== What you need to do ==
Please repeat the records below exactly, skipping any pictures.

== Information ==
━━━━━━

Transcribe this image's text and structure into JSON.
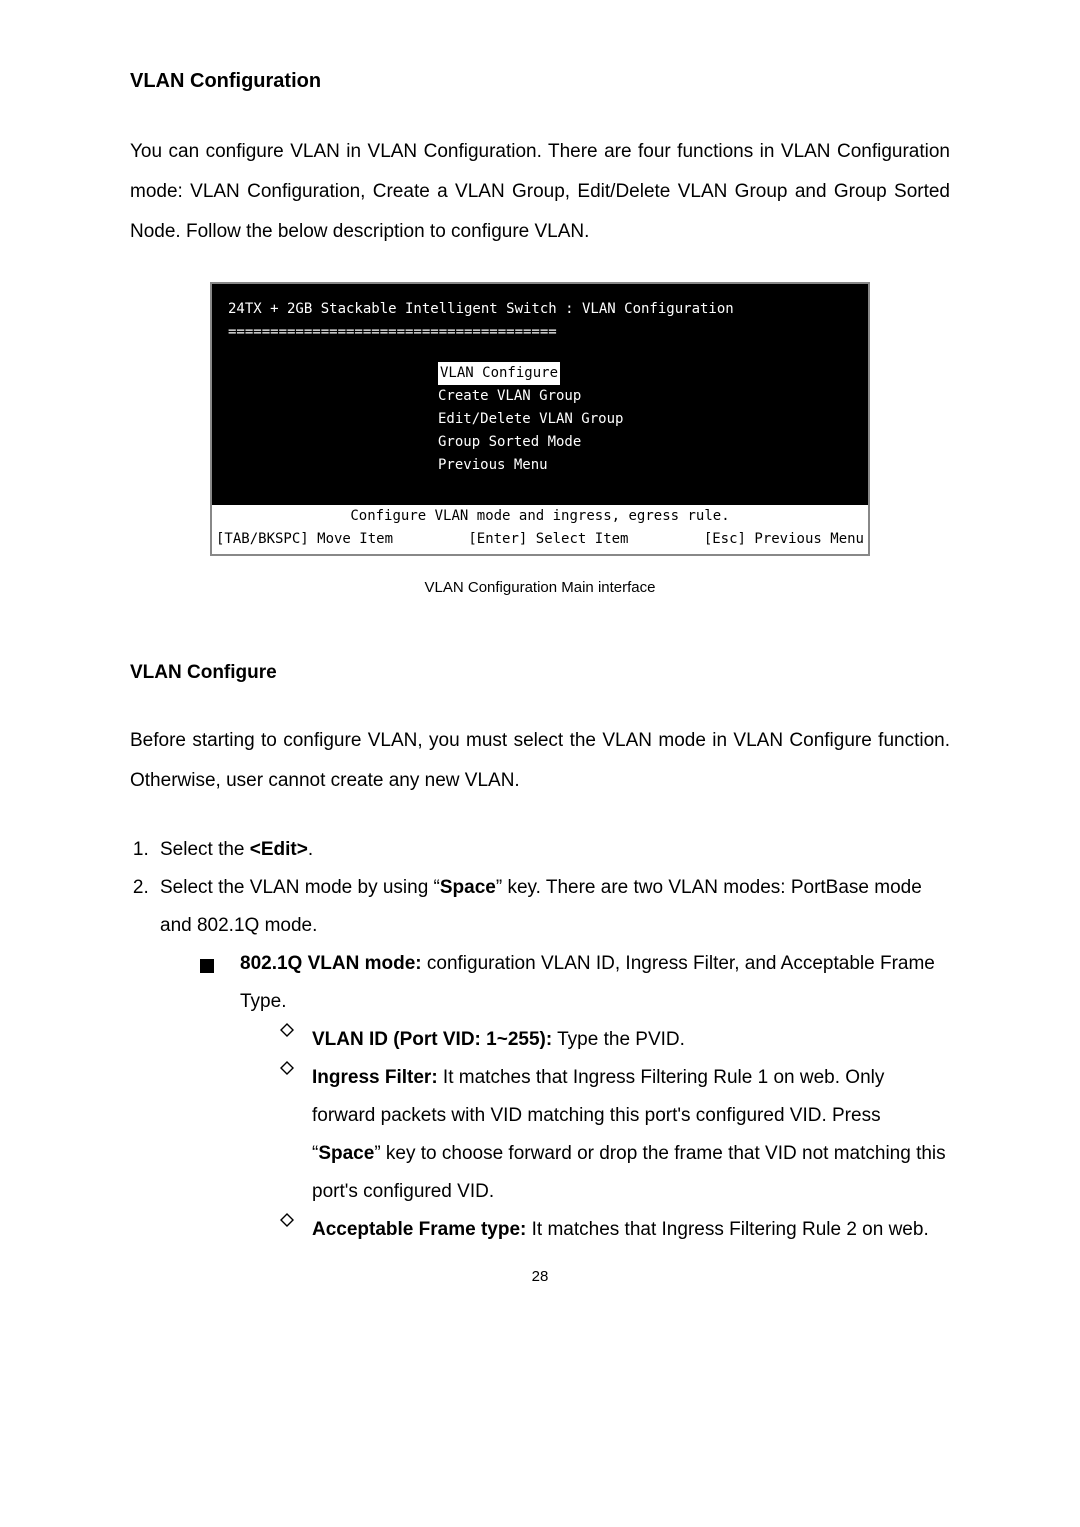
{
  "heading": "VLAN Configuration",
  "intro": "You can configure VLAN in VLAN Configuration. There are four functions in VLAN Configuration mode: VLAN Configuration, Create a VLAN Group, Edit/Delete VLAN Group and Group Sorted Node. Follow the below description to configure VLAN.",
  "terminal": {
    "title": "24TX + 2GB Stackable Intelligent Switch : VLAN Configuration",
    "rule": "=======================================",
    "menu": {
      "selected": "VLAN Configure",
      "items": [
        "Create VLAN Group",
        "Edit/Delete VLAN Group",
        "Group Sorted Mode",
        "Previous Menu"
      ]
    },
    "status_top": "Configure VLAN mode and ingress, egress rule.",
    "status_left": "[TAB/BKSPC] Move Item",
    "status_mid": "[Enter] Select Item",
    "status_right": "[Esc] Previous Menu"
  },
  "caption": "VLAN Configuration Main interface",
  "section2_title": "VLAN Configure",
  "section2_intro": "Before starting to configure VLAN, you must select the VLAN mode in VLAN Configure function. Otherwise, user cannot create any new VLAN.",
  "steps": {
    "s1_pre": "Select the ",
    "s1_bold": "<Edit>",
    "s1_post": ".",
    "s2_pre": "Select the VLAN mode by using “",
    "s2_bold": "Space",
    "s2_post": "” key. There are two VLAN modes: PortBase mode and 802.1Q mode."
  },
  "bullet_main": {
    "lead_bold": "802.1Q VLAN mode:",
    "tail": " configuration VLAN ID, Ingress Filter, and Acceptable Frame Type."
  },
  "diamonds": {
    "d1_bold": "VLAN ID (Port VID: 1~255):",
    "d1_tail": " Type the PVID.",
    "d2_bold": "Ingress Filter:",
    "d2_tail_a": " It matches that Ingress Filtering Rule 1 on web. Only forward packets with VID matching this port's configured VID. Press “",
    "d2_space": "Space",
    "d2_tail_b": "” key to choose forward or drop the frame that VID not matching this port's configured VID.",
    "d3_bold": "Acceptable Frame type:",
    "d3_tail": " It matches that Ingress Filtering Rule 2 on web."
  },
  "page_number": "28"
}
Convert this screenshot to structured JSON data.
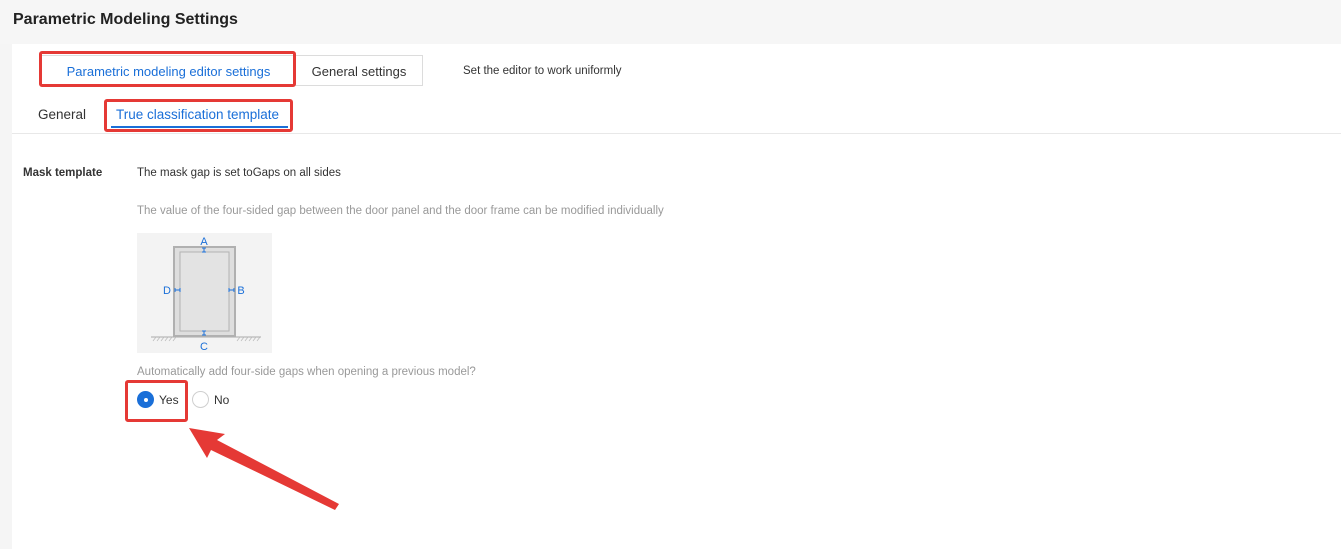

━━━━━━

== Solution for this task ==
Transcribe this image's text and structure into JSON.
{
  "heading": "VLAN Configuration",
  "intro": "You can configure VLAN in VLAN Configuration. There are four functions in VLAN Configuration mode: VLAN Configuration, Create a VLAN Group, Edit/Delete VLAN Group and Group Sorted Node. Follow the below description to configure VLAN.",
  "terminal": {
    "title": "24TX + 2GB Stackable Intelligent Switch : VLAN Configuration",
    "rule": "=======================================",
    "menu": {
      "selected": "VLAN Configure",
      "items": [
        "Create VLAN Group",
        "Edit/Delete VLAN Group",
        "Group Sorted Mode",
        "Previous Menu"
      ]
    },
    "status_top": "Configure VLAN mode and ingress, egress rule.",
    "status_left": "[TAB/BKSPC] Move Item",
    "status_mid": "[Enter] Select Item",
    "status_right": "[Esc] Previous Menu"
  },
  "caption": "VLAN Configuration Main interface",
  "section2_title": "VLAN Configure",
  "section2_intro": "Before starting to configure VLAN, you must select the VLAN mode in VLAN Configure function. Otherwise, user cannot create any new VLAN.",
  "steps": {
    "s1_pre": "Select the ",
    "s1_bold": "<Edit>",
    "s1_post": ".",
    "s2_pre": "Select the VLAN mode by using “",
    "s2_bold": "Space",
    "s2_post": "” key. There are two VLAN modes: PortBase mode and 802.1Q mode."
  },
  "bullet_main": {
    "lead_bold": "802.1Q VLAN mode:",
    "tail": " configuration VLAN ID, Ingress Filter, and Acceptable Frame Type."
  },
  "diamonds": {
    "d1_bold": "VLAN ID (Port VID: 1~255):",
    "d1_tail": " Type the PVID.",
    "d2_bold": "Ingress Filter:",
    "d2_tail_a": " It matches that Ingress Filtering Rule 1 on web. Only forward packets with VID matching this port's configured VID. Press “",
    "d2_space": "Space",
    "d2_tail_b": "” key to choose forward or drop the frame that VID not matching this port's configured VID.",
    "d3_bold": "Acceptable Frame type:",
    "d3_tail": " It matches that Ingress Filtering Rule 2 on web."
  },
  "page_number": "28"
}
Convert this screenshot to structured JSON data.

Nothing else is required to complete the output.